Simon Felton, an investment property specialist at Colliers International, believes that multifamily units or apartments could be a solution for a housing crisis in New Zealand. However, the demand for such properties would mean a bigger need for construction workers.
This likewise means civil engineering services will be more in demand in the country due to the expected increase in the number of multifamily properties for rent.
Felton said that the multifamily sector has become an attractive asset class for Kiwi investors, as it taps into the demand for homes with a potential to earn profits. The model has been a viable investment structure in other countries, such as the U.S., where transactions amount to more than NZ$137 billion each year.
Civil engineering work will be relevant to achieve a suitable design and building structure for projects, particularly in cities such as Auckland. The market currently has a limited supply of rental properties, which then contribute to high prices. A shortage of workers likewise affects the number of constructed units for rent, as the industry would need to recruit and train more people by 2022.
Skilled Labour Supply
The Ministry of Business, Innovation and Employment (MBIE) said that at least 50,000 construction workers and tradesmen would be needed in the next four years. The problem does not involve a shortage of job openings, but rather a lack of skilled personnel, according to Anna Clark, MBIE system strategy and performance manager.
A boom-bust cycle, which happens when demand peaks before declining, makes it difficult to determine the number of workers needed for construction plans. Still, the industry would need more workers given that multifamily projects are expected to increase in the future.

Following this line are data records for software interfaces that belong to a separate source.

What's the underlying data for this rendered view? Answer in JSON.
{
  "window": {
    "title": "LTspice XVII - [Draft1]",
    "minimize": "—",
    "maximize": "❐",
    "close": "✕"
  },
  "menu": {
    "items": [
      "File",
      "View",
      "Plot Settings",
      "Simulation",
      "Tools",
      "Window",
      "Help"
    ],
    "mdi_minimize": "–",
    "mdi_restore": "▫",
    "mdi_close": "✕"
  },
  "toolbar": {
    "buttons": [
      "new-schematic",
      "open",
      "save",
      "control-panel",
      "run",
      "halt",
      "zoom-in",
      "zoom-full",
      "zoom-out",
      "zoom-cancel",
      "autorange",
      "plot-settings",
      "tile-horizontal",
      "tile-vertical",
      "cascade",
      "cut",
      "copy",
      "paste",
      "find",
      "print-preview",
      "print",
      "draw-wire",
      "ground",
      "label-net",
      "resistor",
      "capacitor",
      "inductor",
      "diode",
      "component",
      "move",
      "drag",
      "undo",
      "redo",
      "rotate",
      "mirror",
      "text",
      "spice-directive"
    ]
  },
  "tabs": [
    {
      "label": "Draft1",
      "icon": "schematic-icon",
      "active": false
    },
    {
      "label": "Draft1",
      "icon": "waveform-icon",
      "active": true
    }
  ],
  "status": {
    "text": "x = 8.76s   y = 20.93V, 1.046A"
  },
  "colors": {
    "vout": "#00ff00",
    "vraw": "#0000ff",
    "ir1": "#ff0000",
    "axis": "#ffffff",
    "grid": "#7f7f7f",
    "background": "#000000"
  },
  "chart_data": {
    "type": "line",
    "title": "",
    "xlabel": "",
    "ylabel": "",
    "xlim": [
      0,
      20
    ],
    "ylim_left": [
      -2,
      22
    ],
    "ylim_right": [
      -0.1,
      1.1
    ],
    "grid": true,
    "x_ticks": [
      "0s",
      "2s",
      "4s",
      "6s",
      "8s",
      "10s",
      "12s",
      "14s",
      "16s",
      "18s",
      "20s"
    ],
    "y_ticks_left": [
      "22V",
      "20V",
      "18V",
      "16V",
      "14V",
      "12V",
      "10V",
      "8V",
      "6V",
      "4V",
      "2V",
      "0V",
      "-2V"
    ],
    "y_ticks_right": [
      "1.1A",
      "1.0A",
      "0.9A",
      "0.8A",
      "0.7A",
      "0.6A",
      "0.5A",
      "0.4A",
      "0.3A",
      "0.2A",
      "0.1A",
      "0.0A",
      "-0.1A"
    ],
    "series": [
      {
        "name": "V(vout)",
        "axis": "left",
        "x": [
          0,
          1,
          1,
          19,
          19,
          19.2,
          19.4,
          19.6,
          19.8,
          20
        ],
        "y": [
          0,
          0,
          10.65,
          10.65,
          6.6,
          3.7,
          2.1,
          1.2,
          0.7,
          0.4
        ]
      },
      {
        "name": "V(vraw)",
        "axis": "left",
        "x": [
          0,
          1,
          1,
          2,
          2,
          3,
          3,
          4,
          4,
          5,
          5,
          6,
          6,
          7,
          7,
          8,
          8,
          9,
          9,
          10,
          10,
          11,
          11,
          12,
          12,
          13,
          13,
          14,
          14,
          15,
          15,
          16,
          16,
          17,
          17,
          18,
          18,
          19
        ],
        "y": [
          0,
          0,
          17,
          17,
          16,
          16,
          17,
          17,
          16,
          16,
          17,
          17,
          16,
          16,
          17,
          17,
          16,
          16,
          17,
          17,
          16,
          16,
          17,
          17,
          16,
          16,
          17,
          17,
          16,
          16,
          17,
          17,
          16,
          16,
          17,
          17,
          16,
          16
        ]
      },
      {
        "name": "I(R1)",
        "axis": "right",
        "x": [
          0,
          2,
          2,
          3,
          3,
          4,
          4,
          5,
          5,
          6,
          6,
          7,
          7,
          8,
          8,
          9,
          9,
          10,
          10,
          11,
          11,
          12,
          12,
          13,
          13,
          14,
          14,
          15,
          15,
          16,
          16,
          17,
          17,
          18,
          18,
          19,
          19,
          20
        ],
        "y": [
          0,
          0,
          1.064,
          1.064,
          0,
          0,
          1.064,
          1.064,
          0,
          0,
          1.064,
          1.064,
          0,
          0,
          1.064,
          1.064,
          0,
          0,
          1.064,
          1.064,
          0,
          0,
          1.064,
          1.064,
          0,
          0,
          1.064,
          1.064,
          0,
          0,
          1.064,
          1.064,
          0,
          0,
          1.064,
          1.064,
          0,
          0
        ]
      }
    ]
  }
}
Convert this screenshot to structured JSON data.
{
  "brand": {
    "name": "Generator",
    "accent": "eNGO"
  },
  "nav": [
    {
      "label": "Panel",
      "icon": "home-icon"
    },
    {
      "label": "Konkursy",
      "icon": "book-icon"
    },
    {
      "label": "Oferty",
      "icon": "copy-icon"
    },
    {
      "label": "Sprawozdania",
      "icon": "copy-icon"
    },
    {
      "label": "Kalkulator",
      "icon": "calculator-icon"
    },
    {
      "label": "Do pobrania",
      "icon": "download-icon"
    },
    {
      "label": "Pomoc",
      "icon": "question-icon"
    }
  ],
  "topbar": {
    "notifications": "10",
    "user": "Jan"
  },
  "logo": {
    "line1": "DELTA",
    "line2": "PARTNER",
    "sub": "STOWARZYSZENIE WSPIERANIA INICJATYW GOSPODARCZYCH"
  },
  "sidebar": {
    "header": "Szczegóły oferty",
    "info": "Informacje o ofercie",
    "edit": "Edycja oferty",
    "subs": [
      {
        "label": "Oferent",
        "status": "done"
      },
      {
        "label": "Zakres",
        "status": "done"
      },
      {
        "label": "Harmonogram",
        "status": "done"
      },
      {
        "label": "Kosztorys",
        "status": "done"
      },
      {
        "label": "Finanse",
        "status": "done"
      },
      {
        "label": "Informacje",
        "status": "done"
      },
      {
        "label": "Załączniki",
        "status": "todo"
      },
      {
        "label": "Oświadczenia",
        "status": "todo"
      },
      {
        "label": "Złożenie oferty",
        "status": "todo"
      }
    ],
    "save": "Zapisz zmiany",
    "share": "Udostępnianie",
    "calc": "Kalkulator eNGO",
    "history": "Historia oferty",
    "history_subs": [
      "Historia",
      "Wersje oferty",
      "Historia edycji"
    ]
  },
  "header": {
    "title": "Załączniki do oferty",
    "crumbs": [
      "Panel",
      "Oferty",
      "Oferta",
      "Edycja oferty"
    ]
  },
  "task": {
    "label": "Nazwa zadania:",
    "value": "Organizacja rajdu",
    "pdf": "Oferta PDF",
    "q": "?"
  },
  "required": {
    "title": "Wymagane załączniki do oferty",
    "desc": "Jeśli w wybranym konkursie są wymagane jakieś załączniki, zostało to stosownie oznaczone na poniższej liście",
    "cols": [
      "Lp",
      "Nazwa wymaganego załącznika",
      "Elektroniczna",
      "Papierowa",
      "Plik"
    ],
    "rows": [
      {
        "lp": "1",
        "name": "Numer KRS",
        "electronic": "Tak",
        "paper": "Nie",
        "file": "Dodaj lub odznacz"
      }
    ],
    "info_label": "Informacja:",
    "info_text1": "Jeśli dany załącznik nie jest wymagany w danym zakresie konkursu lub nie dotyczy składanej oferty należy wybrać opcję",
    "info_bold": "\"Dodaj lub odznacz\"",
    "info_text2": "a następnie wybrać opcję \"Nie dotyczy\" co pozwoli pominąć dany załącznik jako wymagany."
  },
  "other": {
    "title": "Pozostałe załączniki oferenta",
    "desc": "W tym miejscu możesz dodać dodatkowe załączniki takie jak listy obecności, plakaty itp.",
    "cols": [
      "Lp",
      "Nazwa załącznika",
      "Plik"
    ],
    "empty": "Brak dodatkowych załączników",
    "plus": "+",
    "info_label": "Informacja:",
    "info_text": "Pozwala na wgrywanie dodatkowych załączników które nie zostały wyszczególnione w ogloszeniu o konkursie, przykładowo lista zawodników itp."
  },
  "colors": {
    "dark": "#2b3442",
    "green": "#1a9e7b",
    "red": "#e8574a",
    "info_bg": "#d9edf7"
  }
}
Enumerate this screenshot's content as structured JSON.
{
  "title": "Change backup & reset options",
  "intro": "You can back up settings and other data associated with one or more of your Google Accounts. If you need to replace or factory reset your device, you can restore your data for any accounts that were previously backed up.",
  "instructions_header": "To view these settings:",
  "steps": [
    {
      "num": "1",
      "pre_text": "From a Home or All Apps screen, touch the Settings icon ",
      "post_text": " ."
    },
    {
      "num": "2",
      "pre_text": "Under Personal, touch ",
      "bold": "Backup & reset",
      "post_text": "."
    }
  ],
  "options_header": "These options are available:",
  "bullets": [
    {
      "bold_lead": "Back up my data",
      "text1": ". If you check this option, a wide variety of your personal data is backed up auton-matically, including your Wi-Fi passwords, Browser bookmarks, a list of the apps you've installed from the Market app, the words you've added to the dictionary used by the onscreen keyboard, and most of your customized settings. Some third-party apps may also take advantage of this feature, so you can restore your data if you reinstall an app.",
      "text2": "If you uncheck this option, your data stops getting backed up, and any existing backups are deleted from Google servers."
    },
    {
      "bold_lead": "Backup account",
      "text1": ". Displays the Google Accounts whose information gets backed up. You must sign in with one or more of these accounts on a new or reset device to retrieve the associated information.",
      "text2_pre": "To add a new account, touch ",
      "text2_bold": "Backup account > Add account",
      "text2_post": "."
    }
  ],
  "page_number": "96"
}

Multifamily properties are a relatively new concept in New Zealand. That said, developers should work with civil engineers and architects carefully to find the most cost-efficient way to build these properties whilst maintaining compliance with certain industry standards and regulations.